The Pixies may arguably be one of the most underrated bands of today. Despite their acrimonious breakup and subsequent return to the limelight down an original member, the band has not lost an ounce of their spark. It certainly begs the question as to why the band isn’t playing larger venues, however, the opportunity to catch a band of their caliber at the Fillmore was a treat nonetheless. People from all over showed up in droves to catch a glimpse of the Pixies as they let loose an all-out assault on our eardrums. Sparing no one within earshot, the night was a two-hour dizzying display of the bands illustrious career.
The Pixies arrived onstage to great fanfare, but with relative silence on their part. Immediately drummer David Lovering dove into “Wave of Mutilation” beating his drums like it owed him money. The crowd, skewed more toward their late 30s or early 40s, melted away into ageless forms, ricocheting around to the sound of the pounding drums. Meanwhile, lead vocalist Black Francis, finessed his already jagged voice, bounding from melodic portions to guttural screams with surprising ease. As a testament to their diverse catalogue, the rest of the band would follow suit, sounding like a completely different entity at times as they consistently switched gears. From the saccharine melody of “Here Comes Your Man” to frantically shouting along to the anthem “Nimrod’s Son,” an entire spectrum of emotions were constantly firing off in our minds.
Just as they began, The Pixies never conceded to stage banter throughout the entire performance — they came with the sole purpose of melting our faces and leaving no trace. Fan-favorites would give way to deep cuts and each hit was devoured by the audience. People in the corners of the auditorium were literally bouncing off the walls in the resulting disbelief of being present in the moment. Truly at no point did the music stop, it just continued to fill the space, immersing the audience in a constant barrage of sound. Most amazing however, was how the momentum of the audience never subsided. Whether it was the least-known song or the best-known song, the audience cherished each song from the band with rapture.
However, though the audience received every song wholeheartedly, there was an undeniable presence of something greater when the band reveled in their nostalgia.
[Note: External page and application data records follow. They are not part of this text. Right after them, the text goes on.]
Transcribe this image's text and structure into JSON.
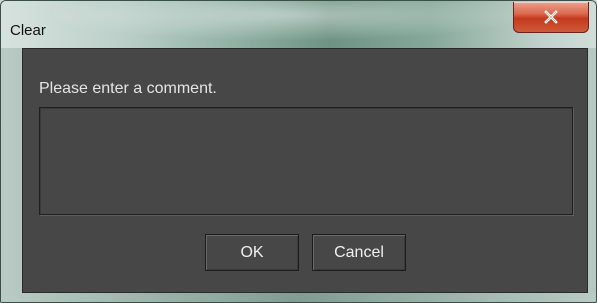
{
  "window": {
    "title": "Clear",
    "close_icon": "close-icon"
  },
  "dialog": {
    "prompt": "Please enter a comment.",
    "comment_value": "",
    "ok_label": "OK",
    "cancel_label": "Cancel"
  },
  "colors": {
    "content_background": "#474747",
    "close_button": "#c4391c",
    "text": "#e4e4e4"
  }
}
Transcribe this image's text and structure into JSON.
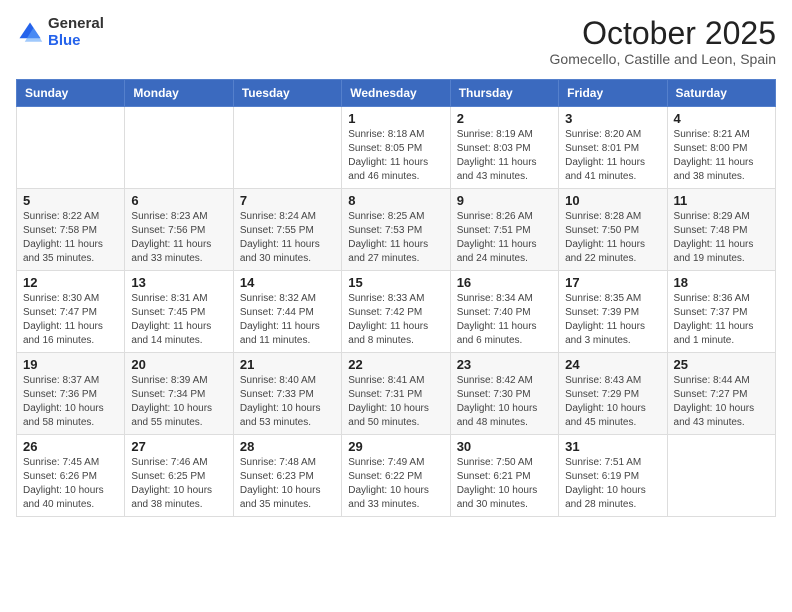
{
  "logo": {
    "general": "General",
    "blue": "Blue"
  },
  "title": "October 2025",
  "subtitle": "Gomecello, Castille and Leon, Spain",
  "weekdays": [
    "Sunday",
    "Monday",
    "Tuesday",
    "Wednesday",
    "Thursday",
    "Friday",
    "Saturday"
  ],
  "weeks": [
    [
      {
        "day": "",
        "info": ""
      },
      {
        "day": "",
        "info": ""
      },
      {
        "day": "",
        "info": ""
      },
      {
        "day": "1",
        "info": "Sunrise: 8:18 AM\nSunset: 8:05 PM\nDaylight: 11 hours and 46 minutes."
      },
      {
        "day": "2",
        "info": "Sunrise: 8:19 AM\nSunset: 8:03 PM\nDaylight: 11 hours and 43 minutes."
      },
      {
        "day": "3",
        "info": "Sunrise: 8:20 AM\nSunset: 8:01 PM\nDaylight: 11 hours and 41 minutes."
      },
      {
        "day": "4",
        "info": "Sunrise: 8:21 AM\nSunset: 8:00 PM\nDaylight: 11 hours and 38 minutes."
      }
    ],
    [
      {
        "day": "5",
        "info": "Sunrise: 8:22 AM\nSunset: 7:58 PM\nDaylight: 11 hours and 35 minutes."
      },
      {
        "day": "6",
        "info": "Sunrise: 8:23 AM\nSunset: 7:56 PM\nDaylight: 11 hours and 33 minutes."
      },
      {
        "day": "7",
        "info": "Sunrise: 8:24 AM\nSunset: 7:55 PM\nDaylight: 11 hours and 30 minutes."
      },
      {
        "day": "8",
        "info": "Sunrise: 8:25 AM\nSunset: 7:53 PM\nDaylight: 11 hours and 27 minutes."
      },
      {
        "day": "9",
        "info": "Sunrise: 8:26 AM\nSunset: 7:51 PM\nDaylight: 11 hours and 24 minutes."
      },
      {
        "day": "10",
        "info": "Sunrise: 8:28 AM\nSunset: 7:50 PM\nDaylight: 11 hours and 22 minutes."
      },
      {
        "day": "11",
        "info": "Sunrise: 8:29 AM\nSunset: 7:48 PM\nDaylight: 11 hours and 19 minutes."
      }
    ],
    [
      {
        "day": "12",
        "info": "Sunrise: 8:30 AM\nSunset: 7:47 PM\nDaylight: 11 hours and 16 minutes."
      },
      {
        "day": "13",
        "info": "Sunrise: 8:31 AM\nSunset: 7:45 PM\nDaylight: 11 hours and 14 minutes."
      },
      {
        "day": "14",
        "info": "Sunrise: 8:32 AM\nSunset: 7:44 PM\nDaylight: 11 hours and 11 minutes."
      },
      {
        "day": "15",
        "info": "Sunrise: 8:33 AM\nSunset: 7:42 PM\nDaylight: 11 hours and 8 minutes."
      },
      {
        "day": "16",
        "info": "Sunrise: 8:34 AM\nSunset: 7:40 PM\nDaylight: 11 hours and 6 minutes."
      },
      {
        "day": "17",
        "info": "Sunrise: 8:35 AM\nSunset: 7:39 PM\nDaylight: 11 hours and 3 minutes."
      },
      {
        "day": "18",
        "info": "Sunrise: 8:36 AM\nSunset: 7:37 PM\nDaylight: 11 hours and 1 minute."
      }
    ],
    [
      {
        "day": "19",
        "info": "Sunrise: 8:37 AM\nSunset: 7:36 PM\nDaylight: 10 hours and 58 minutes."
      },
      {
        "day": "20",
        "info": "Sunrise: 8:39 AM\nSunset: 7:34 PM\nDaylight: 10 hours and 55 minutes."
      },
      {
        "day": "21",
        "info": "Sunrise: 8:40 AM\nSunset: 7:33 PM\nDaylight: 10 hours and 53 minutes."
      },
      {
        "day": "22",
        "info": "Sunrise: 8:41 AM\nSunset: 7:31 PM\nDaylight: 10 hours and 50 minutes."
      },
      {
        "day": "23",
        "info": "Sunrise: 8:42 AM\nSunset: 7:30 PM\nDaylight: 10 hours and 48 minutes."
      },
      {
        "day": "24",
        "info": "Sunrise: 8:43 AM\nSunset: 7:29 PM\nDaylight: 10 hours and 45 minutes."
      },
      {
        "day": "25",
        "info": "Sunrise: 8:44 AM\nSunset: 7:27 PM\nDaylight: 10 hours and 43 minutes."
      }
    ],
    [
      {
        "day": "26",
        "info": "Sunrise: 7:45 AM\nSunset: 6:26 PM\nDaylight: 10 hours and 40 minutes."
      },
      {
        "day": "27",
        "info": "Sunrise: 7:46 AM\nSunset: 6:25 PM\nDaylight: 10 hours and 38 minutes."
      },
      {
        "day": "28",
        "info": "Sunrise: 7:48 AM\nSunset: 6:23 PM\nDaylight: 10 hours and 35 minutes."
      },
      {
        "day": "29",
        "info": "Sunrise: 7:49 AM\nSunset: 6:22 PM\nDaylight: 10 hours and 33 minutes."
      },
      {
        "day": "30",
        "info": "Sunrise: 7:50 AM\nSunset: 6:21 PM\nDaylight: 10 hours and 30 minutes."
      },
      {
        "day": "31",
        "info": "Sunrise: 7:51 AM\nSunset: 6:19 PM\nDaylight: 10 hours and 28 minutes."
      },
      {
        "day": "",
        "info": ""
      }
    ]
  ]
}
On songs like “Hey,” and “Where Is My Mind?” there was a tangible reserve that seemed to overwhelm the room. It was as if all the time spent building up to hear those songs rendered some people unable to push the words out, instead relying on the band to see them through. Rather than shouting out the words they clearly knew by heart, the audience gave Francis the space to articulate and even deviate melodies, when before they’d come in more like an echo clinging to the end trails of Francis’ voice. Even when the house lights came up and the band was still playing, people stood their ground not ready to let go.